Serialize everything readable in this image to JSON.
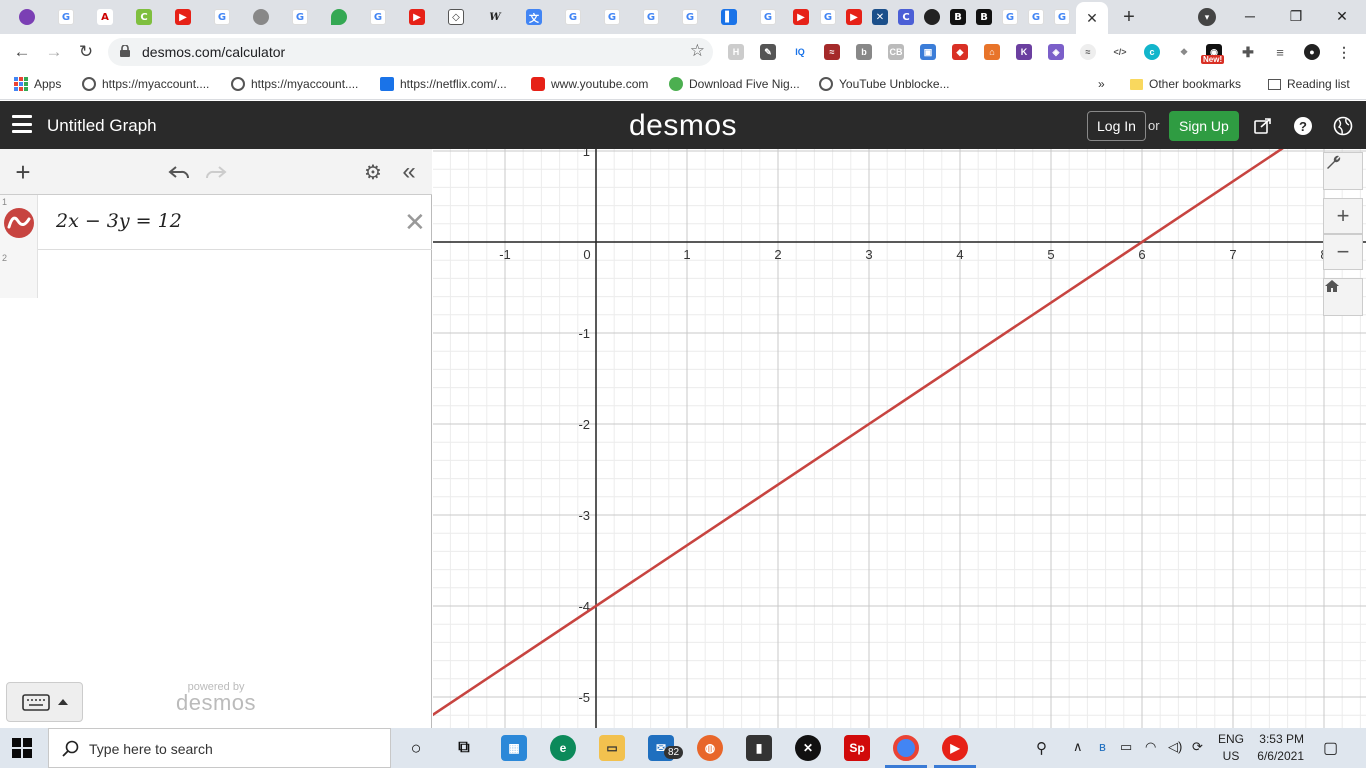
{
  "browser": {
    "url": "desmos.com/calculator",
    "new_badge": "New!",
    "tab_letters": [
      "W",
      "B",
      "B",
      "C",
      "Sp"
    ]
  },
  "bookmarks": {
    "apps": "Apps",
    "items": [
      "https://myaccount....",
      "https://myaccount....",
      "https://netflix.com/...",
      "www.youtube.com",
      "Download Five Nig...",
      "YouTube Unblocke..."
    ],
    "more": "»",
    "other": "Other bookmarks",
    "reading_list": "Reading list"
  },
  "desmos": {
    "graph_title": "Untitled Graph",
    "logo": "desmos",
    "login": "Log In",
    "or": "or",
    "signup": "Sign Up",
    "brand_green": "#2f9c42",
    "header_color": "#2a2a2a"
  },
  "expressions": [
    {
      "num": "1",
      "latex": "2x − 3y = 12",
      "color": "#c74440"
    },
    {
      "num": "2",
      "latex": ""
    }
  ],
  "powered_by": {
    "small": "powered by",
    "logo": "desmos"
  },
  "graph": {
    "x_ticks": [
      "-1",
      "0",
      "1",
      "2",
      "3",
      "4",
      "5",
      "6",
      "7",
      "8"
    ],
    "y_ticks_pos": [
      "1"
    ],
    "y_ticks_neg": [
      "-1",
      "-2",
      "-3",
      "-4",
      "-5"
    ],
    "line_color": "#c74440",
    "equation": {
      "a": 2,
      "b": -3,
      "c": 12
    }
  },
  "taskbar": {
    "search_placeholder": "Type here to search",
    "mail_badge": "82",
    "lang_top": "ENG",
    "lang_bottom": "US",
    "time": "3:53 PM",
    "date": "6/6/2021"
  }
}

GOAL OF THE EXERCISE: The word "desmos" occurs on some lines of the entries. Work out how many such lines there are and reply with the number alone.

EXERCISE SOLUTION: 4